WILMINGTON, NC (WECT) - With Halloween right around the corner, there come many superstitions and spooky stories, including the idea that crossing the path of a black cat brings misfortune.
Year round, black cats have struggle to find a home and sit in shelters across the country waiting for adoption.
They even have the lowest adoption rate and the highest euthanasia rate.
The reason?

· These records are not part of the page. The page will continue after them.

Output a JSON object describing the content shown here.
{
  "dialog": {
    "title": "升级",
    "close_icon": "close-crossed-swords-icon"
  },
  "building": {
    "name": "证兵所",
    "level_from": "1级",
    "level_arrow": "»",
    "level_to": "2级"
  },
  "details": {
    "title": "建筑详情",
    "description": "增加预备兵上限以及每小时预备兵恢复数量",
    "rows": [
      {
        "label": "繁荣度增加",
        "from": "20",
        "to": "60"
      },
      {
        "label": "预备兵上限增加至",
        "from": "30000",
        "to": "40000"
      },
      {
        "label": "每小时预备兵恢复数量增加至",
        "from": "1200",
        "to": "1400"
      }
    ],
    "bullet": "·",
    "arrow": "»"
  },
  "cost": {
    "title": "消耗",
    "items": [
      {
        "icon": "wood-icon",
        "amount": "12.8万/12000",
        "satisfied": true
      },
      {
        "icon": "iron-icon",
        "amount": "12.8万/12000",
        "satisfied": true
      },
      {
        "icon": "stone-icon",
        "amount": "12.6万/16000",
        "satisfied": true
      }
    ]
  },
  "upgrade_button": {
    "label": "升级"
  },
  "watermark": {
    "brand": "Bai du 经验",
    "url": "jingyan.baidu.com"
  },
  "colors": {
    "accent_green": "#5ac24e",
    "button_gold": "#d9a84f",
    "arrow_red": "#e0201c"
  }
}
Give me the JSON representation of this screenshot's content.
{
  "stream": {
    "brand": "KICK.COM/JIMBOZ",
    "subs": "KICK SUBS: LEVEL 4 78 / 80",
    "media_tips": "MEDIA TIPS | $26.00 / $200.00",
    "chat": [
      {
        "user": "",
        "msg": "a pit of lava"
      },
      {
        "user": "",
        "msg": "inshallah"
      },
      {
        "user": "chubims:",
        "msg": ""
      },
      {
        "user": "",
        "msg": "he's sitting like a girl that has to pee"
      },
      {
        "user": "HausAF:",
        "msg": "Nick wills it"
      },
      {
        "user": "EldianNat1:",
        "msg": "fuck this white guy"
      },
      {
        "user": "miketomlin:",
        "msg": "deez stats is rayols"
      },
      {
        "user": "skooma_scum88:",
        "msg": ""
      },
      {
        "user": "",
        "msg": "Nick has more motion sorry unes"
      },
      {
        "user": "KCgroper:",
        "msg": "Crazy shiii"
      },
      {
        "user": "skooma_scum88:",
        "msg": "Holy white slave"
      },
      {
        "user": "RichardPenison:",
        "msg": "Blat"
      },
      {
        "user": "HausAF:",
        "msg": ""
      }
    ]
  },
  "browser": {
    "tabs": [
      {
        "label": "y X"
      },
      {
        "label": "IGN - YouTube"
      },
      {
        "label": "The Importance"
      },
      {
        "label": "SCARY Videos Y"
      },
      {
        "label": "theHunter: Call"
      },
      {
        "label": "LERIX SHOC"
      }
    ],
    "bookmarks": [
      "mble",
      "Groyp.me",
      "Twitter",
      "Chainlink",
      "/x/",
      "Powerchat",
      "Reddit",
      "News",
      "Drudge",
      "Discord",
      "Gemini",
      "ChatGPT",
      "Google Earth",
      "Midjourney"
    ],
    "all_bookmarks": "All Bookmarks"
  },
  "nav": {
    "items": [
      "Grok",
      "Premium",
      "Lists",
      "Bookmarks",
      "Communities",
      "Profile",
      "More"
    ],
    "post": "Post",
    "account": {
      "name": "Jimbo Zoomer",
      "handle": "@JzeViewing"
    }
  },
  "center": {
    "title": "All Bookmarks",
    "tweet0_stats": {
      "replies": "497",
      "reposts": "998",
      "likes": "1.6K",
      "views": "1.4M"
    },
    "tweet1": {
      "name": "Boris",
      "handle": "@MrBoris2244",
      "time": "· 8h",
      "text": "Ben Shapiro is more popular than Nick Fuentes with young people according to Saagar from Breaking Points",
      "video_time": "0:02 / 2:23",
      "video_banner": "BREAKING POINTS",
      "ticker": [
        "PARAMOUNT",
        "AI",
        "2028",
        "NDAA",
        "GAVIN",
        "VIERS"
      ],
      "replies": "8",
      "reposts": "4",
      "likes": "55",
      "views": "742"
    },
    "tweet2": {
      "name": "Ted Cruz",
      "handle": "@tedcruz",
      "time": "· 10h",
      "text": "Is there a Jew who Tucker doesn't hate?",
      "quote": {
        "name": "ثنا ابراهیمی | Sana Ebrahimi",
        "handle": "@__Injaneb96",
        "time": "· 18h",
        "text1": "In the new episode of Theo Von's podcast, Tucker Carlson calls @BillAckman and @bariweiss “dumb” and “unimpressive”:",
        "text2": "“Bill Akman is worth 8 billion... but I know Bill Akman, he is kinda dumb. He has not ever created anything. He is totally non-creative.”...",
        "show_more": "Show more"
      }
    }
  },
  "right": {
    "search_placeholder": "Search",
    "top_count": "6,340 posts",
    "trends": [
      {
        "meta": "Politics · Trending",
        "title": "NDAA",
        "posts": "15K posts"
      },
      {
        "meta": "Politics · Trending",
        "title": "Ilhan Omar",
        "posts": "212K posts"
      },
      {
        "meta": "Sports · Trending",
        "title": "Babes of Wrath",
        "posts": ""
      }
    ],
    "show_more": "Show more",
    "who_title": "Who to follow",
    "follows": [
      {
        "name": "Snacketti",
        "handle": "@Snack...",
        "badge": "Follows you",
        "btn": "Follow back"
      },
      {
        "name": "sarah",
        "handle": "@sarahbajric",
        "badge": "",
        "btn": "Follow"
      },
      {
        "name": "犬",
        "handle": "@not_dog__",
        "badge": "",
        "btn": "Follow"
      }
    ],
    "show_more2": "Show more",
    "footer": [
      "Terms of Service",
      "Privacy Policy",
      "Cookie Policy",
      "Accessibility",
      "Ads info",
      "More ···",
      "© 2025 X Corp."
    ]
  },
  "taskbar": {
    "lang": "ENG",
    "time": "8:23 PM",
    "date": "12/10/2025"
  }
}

Black cats may get lost among other colored felines in shelter cages, they don't photograph quite as well, and people may be searching for "unique" patterned kitties.
What people may not know is that in many cultures, black cats are seen as good luck and they're often healthier because their lineage isn't mixed with other breeds.
"They're very sweet and loyal," says Atlantic Animal Hospital Veterinarian Michele Rohrer.
"There are a lot of people that don't want black cats, but on the flip side there are actually families that will only adopt black cats."
Rohrer says once people get to know the quirkiness and fun personalities of the loyal black cats, they can't imagine life without these special furry friends.
Black cats are also most often ignored by many rescue groups because they are so hard to place in homes.
When visiting Atlantic Animal Hospital in Wilmington, you'll find Hope and Captain Jack Sparrow, two black, sweet, outgoing, and friendly kittens.
Just like any other colored kitty, Hope and Captain Jack need a loving home.